Mental health is an integral component of the overall health of a person and calls for attention, just as with physical health. While you can always rely on existing coping methods when facing concerns such as those mentioned here due to the pandemic, you will also benefit from learning a few more and gain comfort in the information shared by a professional. While you may consider in-person meetings in the future, you could reap the benefits of online therapy as it is more accessible right now. Prioritising the mental health of yourself and your loved ones is critical now more than ever. It is always advisable to act with a sense of urgency to obtain the help that is required.
If you’re feeling distressed and/or finding it difficult to cope with your emotional experiences, please contact the following services for further assistance.
For online therapy, you may contact:
Psychologist Sanchia Supramaniam: 0779 605 617
Psychologist Kavita Amaratunga Perera: 0770 518 173
Psychologist Carol Gooneratne: 0761 999 908
Psychotherapist Joseph N. Thilakaratne: 0777 382 320
Psychologist Nivendra Uduman: email@example.com
Psychologist Rasini Bandara: www.mindheals.org
Sri Lanka Eye Movement Desensitisation and Reprocessing (EMDR) Association: 0772 545 870/0777 599 113
Crisis Support Service: 1333
National Mental Health Helpline: 1926
Sri Lanka Sumithrayo: 0112 696 666/0112 692 909/0112 683 555

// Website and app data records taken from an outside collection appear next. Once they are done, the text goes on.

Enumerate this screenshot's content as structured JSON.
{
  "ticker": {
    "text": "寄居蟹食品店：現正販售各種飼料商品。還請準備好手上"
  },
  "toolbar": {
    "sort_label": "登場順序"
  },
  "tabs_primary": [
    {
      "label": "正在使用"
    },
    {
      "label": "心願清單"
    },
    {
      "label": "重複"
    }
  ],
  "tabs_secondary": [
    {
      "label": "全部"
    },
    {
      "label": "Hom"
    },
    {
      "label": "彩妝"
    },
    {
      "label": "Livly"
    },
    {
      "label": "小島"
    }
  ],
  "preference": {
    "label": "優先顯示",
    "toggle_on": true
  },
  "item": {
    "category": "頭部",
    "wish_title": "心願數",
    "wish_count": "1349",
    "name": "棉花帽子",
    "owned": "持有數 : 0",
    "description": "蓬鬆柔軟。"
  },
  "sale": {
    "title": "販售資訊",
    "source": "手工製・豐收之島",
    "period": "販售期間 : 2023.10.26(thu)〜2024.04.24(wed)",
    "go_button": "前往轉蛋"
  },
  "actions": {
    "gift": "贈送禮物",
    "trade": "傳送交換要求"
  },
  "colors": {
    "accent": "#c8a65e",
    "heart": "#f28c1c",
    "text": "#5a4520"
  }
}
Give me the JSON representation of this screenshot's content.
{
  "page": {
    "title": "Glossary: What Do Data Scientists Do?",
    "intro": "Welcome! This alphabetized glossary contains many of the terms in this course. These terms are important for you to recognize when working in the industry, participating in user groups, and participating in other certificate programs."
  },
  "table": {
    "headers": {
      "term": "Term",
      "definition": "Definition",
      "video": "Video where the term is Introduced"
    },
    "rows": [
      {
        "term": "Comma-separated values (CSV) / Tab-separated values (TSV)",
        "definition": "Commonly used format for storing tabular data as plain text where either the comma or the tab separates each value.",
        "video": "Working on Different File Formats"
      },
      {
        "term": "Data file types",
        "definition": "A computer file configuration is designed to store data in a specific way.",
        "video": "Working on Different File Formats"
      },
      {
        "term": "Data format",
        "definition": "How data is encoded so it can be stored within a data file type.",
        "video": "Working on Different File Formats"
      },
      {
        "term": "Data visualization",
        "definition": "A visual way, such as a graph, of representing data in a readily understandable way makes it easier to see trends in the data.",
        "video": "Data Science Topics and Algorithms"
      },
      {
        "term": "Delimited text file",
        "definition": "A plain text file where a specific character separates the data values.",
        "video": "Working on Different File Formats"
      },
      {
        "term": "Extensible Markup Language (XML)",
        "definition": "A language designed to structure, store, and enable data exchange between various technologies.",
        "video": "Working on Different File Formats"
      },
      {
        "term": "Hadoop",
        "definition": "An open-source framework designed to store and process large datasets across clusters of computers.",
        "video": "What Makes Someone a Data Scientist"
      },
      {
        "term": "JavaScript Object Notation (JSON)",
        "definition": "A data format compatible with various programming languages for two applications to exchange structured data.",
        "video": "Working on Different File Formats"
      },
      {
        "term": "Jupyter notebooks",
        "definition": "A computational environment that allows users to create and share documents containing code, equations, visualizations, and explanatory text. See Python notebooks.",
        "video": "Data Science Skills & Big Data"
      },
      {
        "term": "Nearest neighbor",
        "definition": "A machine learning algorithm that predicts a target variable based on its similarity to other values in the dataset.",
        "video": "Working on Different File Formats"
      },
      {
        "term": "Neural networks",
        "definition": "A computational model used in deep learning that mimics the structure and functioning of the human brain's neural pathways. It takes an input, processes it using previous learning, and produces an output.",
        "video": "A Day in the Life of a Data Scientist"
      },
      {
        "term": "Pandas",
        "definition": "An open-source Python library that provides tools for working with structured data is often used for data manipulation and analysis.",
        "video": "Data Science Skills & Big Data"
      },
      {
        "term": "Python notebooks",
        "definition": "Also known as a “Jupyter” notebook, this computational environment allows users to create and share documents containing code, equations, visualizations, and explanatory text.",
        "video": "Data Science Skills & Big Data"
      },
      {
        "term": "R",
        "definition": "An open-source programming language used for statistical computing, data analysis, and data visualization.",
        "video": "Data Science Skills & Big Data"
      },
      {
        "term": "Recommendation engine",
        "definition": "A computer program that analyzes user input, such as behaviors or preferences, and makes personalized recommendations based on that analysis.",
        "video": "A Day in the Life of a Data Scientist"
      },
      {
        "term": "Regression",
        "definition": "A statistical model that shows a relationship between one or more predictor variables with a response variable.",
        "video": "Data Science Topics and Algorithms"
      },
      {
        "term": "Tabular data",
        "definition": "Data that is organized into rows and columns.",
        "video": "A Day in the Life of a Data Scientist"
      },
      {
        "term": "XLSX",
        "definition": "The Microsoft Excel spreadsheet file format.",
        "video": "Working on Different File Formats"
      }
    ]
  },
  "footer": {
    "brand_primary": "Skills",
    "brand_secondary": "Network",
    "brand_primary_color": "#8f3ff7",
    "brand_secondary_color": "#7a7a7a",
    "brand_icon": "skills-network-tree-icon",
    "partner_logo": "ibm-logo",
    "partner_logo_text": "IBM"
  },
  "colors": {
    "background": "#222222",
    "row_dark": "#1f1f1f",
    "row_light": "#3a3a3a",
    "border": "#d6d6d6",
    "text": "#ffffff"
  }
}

Shanthi Maargam: 0717 639 898
Sri Lanka National Association of Counsellors: 0710 898 473